State Historic Site
Drawing of Foyer by D. Everett Waid, circa 1911 (Archival Collection, TESHS)
Edited by Site Superintendent Cynde Georgen; from Trail End Notes, April 2002
AS THE KENDRICKS were putting together ideas for their new home, they had to do most of their planning by mail, dealing with architects and designers all over the country. At the same time, the local press showed a great deal of interest in the new home rising up on a barren hill northeast of downtown Sheridan.
The following excerpts are from a variety of sources, including the Manville Kendrick Archival Collection, the Construction Era Documents Collection, and the Trail End Research Archives.
John B. Kendrick to Denver, Colorado, Architect F. H. Moorman, 1907 - We have carefully gone over the sketches of plans for the residence sent to us and as they do not entirely fulfill the ideas we have of a home we are returning them by today’s mail. Owing to the fact that I was able to give you such little idea as to the kind and character of the building we wanted during our short visit in your office, it is not at all surprising that the sketches submitted failed to meet the requirements. Within the past few days Mrs. Kendrick has drawn fairly complete detailed plans such as she would like for the first and second floors and after taking a little more time to perfect these I think it quite likely she will forward you a copy asking you, if convenient, to submit us a sketch or two in pencil.

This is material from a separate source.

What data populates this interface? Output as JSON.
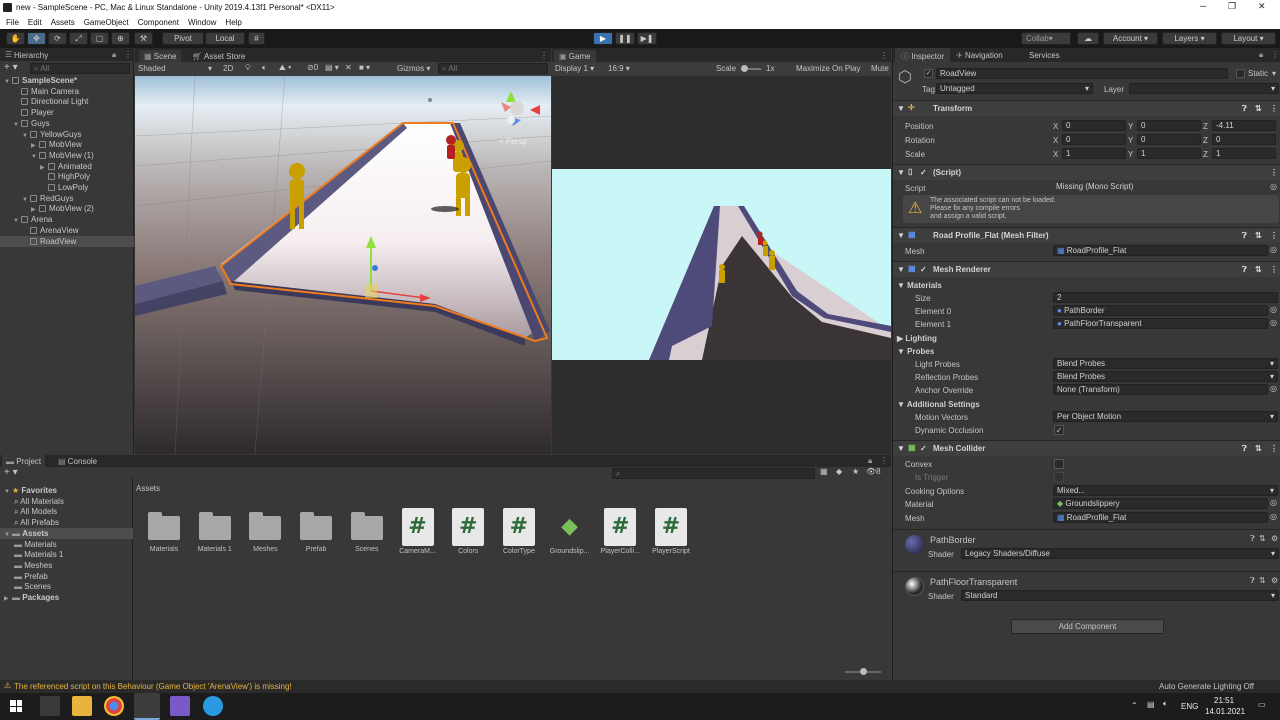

John B. Kendrick to Billings, Montana, Architect Glenn Charles McAlister, 1908 - I have just received the sketch which reached me in good shape. I also have your letter from which I note that you will expect to have an order from me to go ahead with the plans. Incidentally, I will state that you need not expect anything of the kind. What I propose to do is to treat all concerned in even and exact fairness. I am going to take your sketch and the sketch sent from Denver with me to the ranch and at some time within the next ten days Mrs. Kendrick and myself will decide to accept one or the other of these two plans.
The Sheridan Post, 1908 - John B. Kendrick has accepted the plans for his magnificent new home on Neilson [sic] Heights. Teams are now excavating for the foundation, and while the work will take several months, it will be pushed as rapidly as possible.
The Sheridan Post, 1909 - Numerous buildings are in the course of construction, including a number of dwelling houses … Among these is the magnificent residence of J. B. Kendrick on Nielson Heights, which would adorn Fifth Avenue in New York or the lake front of Chicago. … The new home is a beauty in design and finish …
Contractor Frank Ferguson quoted in The Sheridan Post, 1909 - We are, as you doubtless already know, building for Mr. J. B. Kendrick, a magnificent residence, which was designed by Architect McAlister, of Billings. The house is designed on broad and generous lines. The main building being 62x100 feet, with two full stories and basement, and the exterior treatment of the same is attractive, to my mind unusually so, and pleasing to the eye. … The inside trim will be of hard wood, as will also be all the floors. Steam heat will be used and the plumbing of latest sanitary standard. All the decorations and lighting fixtures will be of an artistic character and in keeping with the general cost and design of the home.
John B. Kendrick to Woodwork Manufacturer Charles A. Lindner, 1909 - The question of our interior wood work has given both Mrs. Kendrick and myself an endless amount of anxiety, but since our talk with you we have a feeling of complete assurance as to the outcome so that we have practically dismissed it from our minds.
John B. Kendrick to Interior Architect D. Everett Waid, 1911 - Concerning my wishes as to the general plan of the interior work … I should like to have it treated along the lines of the utmost simplicity consistent with the best artistic effect, in a character that would not only be livable when we first moved into the house but would continue to grow in favor as we become more and more accustomed to it, and, while inclined to avoid any unnecessary expense, I deem it only fair to you to say at this time that I am not in the least inclined to avoid any outlay that would increase the beauty or practical utility of the house when it is finished.
Mary Kendrick Morgan to Manville Kendrick, 1960 - I helped your mother a little on the plans when I was with you folks and she said then the house was going to be a big responsibility. I think that your Dear Father wanted the big house much more than she did.